Spring of Junior year is a crucial time. Getting started on the application and admissions process now is a must-do. Check out this January-June checklist from Marjorie Hansen Schaevitz’s HuffPost blog for a more in depth look at what you should be doing now and over the next five months.
We know that legacy status (at least at elite schools) matter, but how much does and what role does it really play in college admissions? A Harvard study (2011) finds that while legacy status might give students a leg up on the competition, that does not mean that they will receive an acceptance letter because of it, regardless of how they perform academically.
Read the full article here.
“For some seniors, all of the applications are done and gone….For others, there are some left to complete. Either way, after you send in your final applications, there are a few more things to do to make sure you get into a college that’s right for you.”
Check out this great infographic on the most popular undergraduate majors – a breakdown by gender is included as well as in what areas of study most master’s degrees are granted.
A few good tips from Twice the College Advice. Additionally, I suggest having a professional (or at least your parent) review the document. Many parents, if not recently, have at some point had to create, update and edit a resume of their own – so getting their input would be helpful. If including a resume with your college application, you have to be sure that it not only matches, but supports the activities and experiences you have included in the Common Application. Many adcom look to the resume (or activity sheet) for supplemental information on what can only be listed briefly in the application – so this is important. Use the resume to your advantage and make it work for, not against you!
A growing number of colleges are stepping away from the standardized exams traditionally required of admissions applicants. More than 800 colleges and universities across the country no longer mandate score submissions from SAT or ACT college admissions exams, according to the latest survey by the National Center for Fair & Open Testing, otherwise known as FairTest and a longtime critic of the SAT.
Read more via the HuffPost Education article here.
Via Marjorie Hansen Shaevitz @HuffPost:
Right about now, every college bound high school senior is doing (or should be doing) the same thing: filling out college applications. While each phase of the college admissions process is important, nothing is more important than completing the applications. When all is said and done, the best case for colleges admitting you is offering them a stellar application that articulates who you are as a student and person.
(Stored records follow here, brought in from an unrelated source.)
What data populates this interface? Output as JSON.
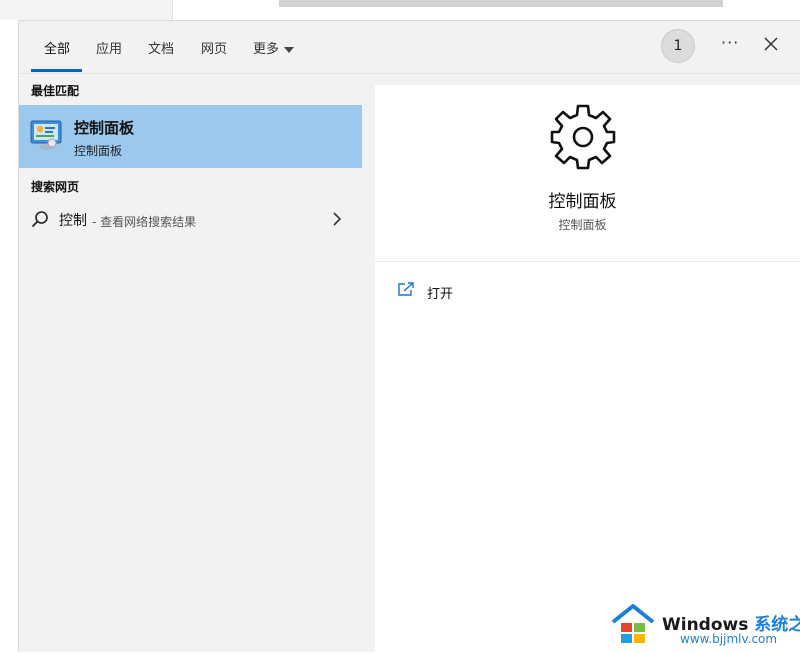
{
  "tabs": [
    {
      "label": "全部",
      "active": true
    },
    {
      "label": "应用",
      "active": false
    },
    {
      "label": "文档",
      "active": false
    },
    {
      "label": "网页",
      "active": false
    },
    {
      "label": "更多",
      "active": false
    }
  ],
  "header": {
    "badge_count": "1",
    "more_options": "···"
  },
  "results": {
    "best_match_heading": "最佳匹配",
    "best_match": {
      "title": "控制面板",
      "subtitle": "控制面板",
      "icon": "control-panel-icon"
    },
    "web_heading": "搜索网页",
    "web_item": {
      "query": "控制",
      "hint": "- 查看网络搜索结果"
    }
  },
  "detail": {
    "icon": "gear-icon",
    "title": "控制面板",
    "subtitle": "控制面板",
    "actions": [
      {
        "label": "打开",
        "icon": "open-icon"
      }
    ]
  },
  "watermark": {
    "brand": "Windows",
    "brand_cn": "系统之家",
    "url": "www.bjjmlv.com"
  },
  "colors": {
    "accent": "#0a63c9",
    "selected_bg": "#9bc9ee",
    "panel_bg": "#f2f2f2"
  }
}
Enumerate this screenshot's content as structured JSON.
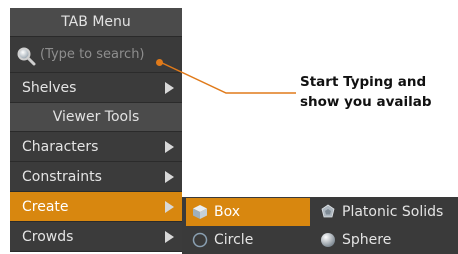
{
  "tab_menu": {
    "title": "TAB Menu",
    "search_placeholder": "(Type to search)",
    "items": [
      {
        "label": "Shelves",
        "has_submenu": true,
        "active": false
      },
      {
        "label": "Viewer Tools",
        "header": true
      },
      {
        "label": "Characters",
        "has_submenu": true,
        "active": false
      },
      {
        "label": "Constraints",
        "has_submenu": true,
        "active": false
      },
      {
        "label": "Create",
        "has_submenu": true,
        "active": true
      },
      {
        "label": "Crowds",
        "has_submenu": true,
        "active": false
      }
    ]
  },
  "create_submenu": {
    "items": [
      {
        "label": "Box",
        "icon": "box-icon",
        "active": true
      },
      {
        "label": "Circle",
        "icon": "circle-icon",
        "active": false
      },
      {
        "label": "Platonic Solids",
        "icon": "platonic-solids-icon",
        "active": false
      },
      {
        "label": "Sphere",
        "icon": "sphere-icon",
        "active": false
      }
    ]
  },
  "callout": {
    "line1": "Start Typing and",
    "line2": "show you availab"
  },
  "colors": {
    "menu_bg": "#3a3a3a",
    "header_bg": "#4b4b4b",
    "highlight": "#d8870f",
    "callout_line": "#e07a1a"
  }
}
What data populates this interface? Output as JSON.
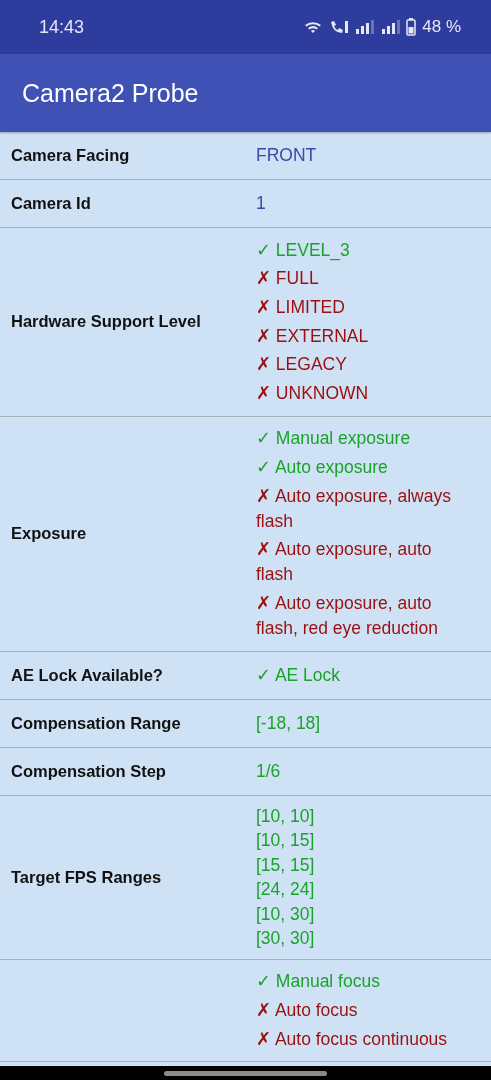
{
  "status_bar": {
    "time": "14:43",
    "battery": "48 %"
  },
  "app_bar": {
    "title": "Camera2 Probe"
  },
  "rows": [
    {
      "label": "Camera Facing",
      "values": [
        {
          "kind": "info",
          "text": "FRONT"
        }
      ]
    },
    {
      "label": "Camera Id",
      "values": [
        {
          "kind": "info",
          "text": "1"
        }
      ]
    },
    {
      "label": "Hardware Support Level",
      "values": [
        {
          "kind": "yes",
          "text": "✓ LEVEL_3"
        },
        {
          "kind": "no",
          "text": "✗ FULL"
        },
        {
          "kind": "no",
          "text": "✗ LIMITED"
        },
        {
          "kind": "no",
          "text": "✗ EXTERNAL"
        },
        {
          "kind": "no",
          "text": "✗ LEGACY"
        },
        {
          "kind": "no",
          "text": "✗ UNKNOWN"
        }
      ]
    },
    {
      "label": "Exposure",
      "values": [
        {
          "kind": "yes",
          "text": "✓ Manual exposure"
        },
        {
          "kind": "yes",
          "text": "✓ Auto exposure"
        },
        {
          "kind": "no",
          "text": "✗ Auto exposure, always flash"
        },
        {
          "kind": "no",
          "text": "✗ Auto exposure, auto flash"
        },
        {
          "kind": "no",
          "text": "✗ Auto exposure, auto flash, red eye reduction"
        }
      ]
    },
    {
      "label": "AE Lock Available?",
      "values": [
        {
          "kind": "yes",
          "text": "✓ AE Lock"
        }
      ]
    },
    {
      "label": "Compensation Range",
      "values": [
        {
          "kind": "yes",
          "text": "[-18, 18]"
        }
      ]
    },
    {
      "label": "Compensation Step",
      "values": [
        {
          "kind": "yes",
          "text": "1/6"
        }
      ]
    },
    {
      "label": "Target FPS Ranges",
      "compact": true,
      "values": [
        {
          "kind": "yes",
          "text": "[10, 10]"
        },
        {
          "kind": "yes",
          "text": "[10, 15]"
        },
        {
          "kind": "yes",
          "text": "[15, 15]"
        },
        {
          "kind": "yes",
          "text": "[24, 24]"
        },
        {
          "kind": "yes",
          "text": "[10, 30]"
        },
        {
          "kind": "yes",
          "text": "[30, 30]"
        }
      ]
    },
    {
      "values": [
        {
          "kind": "yes",
          "text": "✓ Manual focus"
        },
        {
          "kind": "no",
          "text": "✗ Auto focus"
        },
        {
          "kind": "no",
          "text": "✗ Auto focus continuous"
        }
      ]
    }
  ]
}
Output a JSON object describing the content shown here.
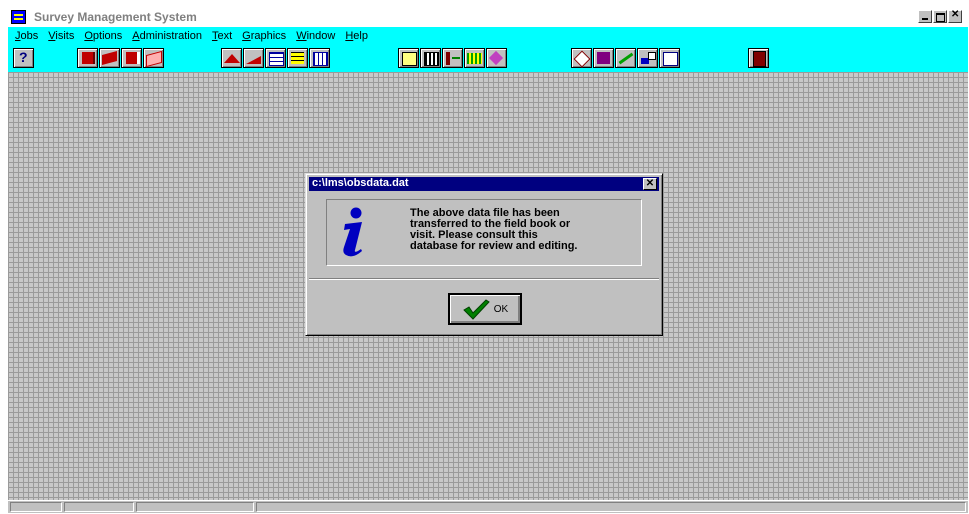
{
  "app": {
    "title": "Survey Management System",
    "title_color": "#808080",
    "menubar_color": "#00ffff"
  },
  "menu": {
    "items": [
      "Jobs",
      "Visits",
      "Options",
      "Administration",
      "Text",
      "Graphics",
      "Window",
      "Help"
    ]
  },
  "toolbar": {
    "help_label": "?",
    "icons": [
      "help-icon",
      "red-book-icon",
      "red-books-icon",
      "red-page-icon",
      "pink-pages-icon",
      "red-triangle-icon",
      "red-wedge-icon",
      "table-grid-icon",
      "yellow-table-icon",
      "data-grid-icon",
      "copy-table-icon",
      "calculator-icon",
      "chart-bars-icon",
      "green-chart-icon",
      "purple-shape-icon",
      "diamond-icon",
      "purple-square-icon",
      "green-pencil-icon",
      "drag-icon",
      "blank-window-icon",
      "exit-door-icon"
    ]
  },
  "dialog": {
    "title": "c:\\lms\\obsdata.dat",
    "close_label": "✕",
    "message": "The above data file has been\ntransferred to the field book or\nvisit. Please consult this\ndatabase for review and editing.",
    "icon": "info-icon",
    "ok_label": "OK",
    "title_color": "#000080"
  }
}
Read the rest of the article to learn about seven things you can do to make sure your application stands out from the crowd.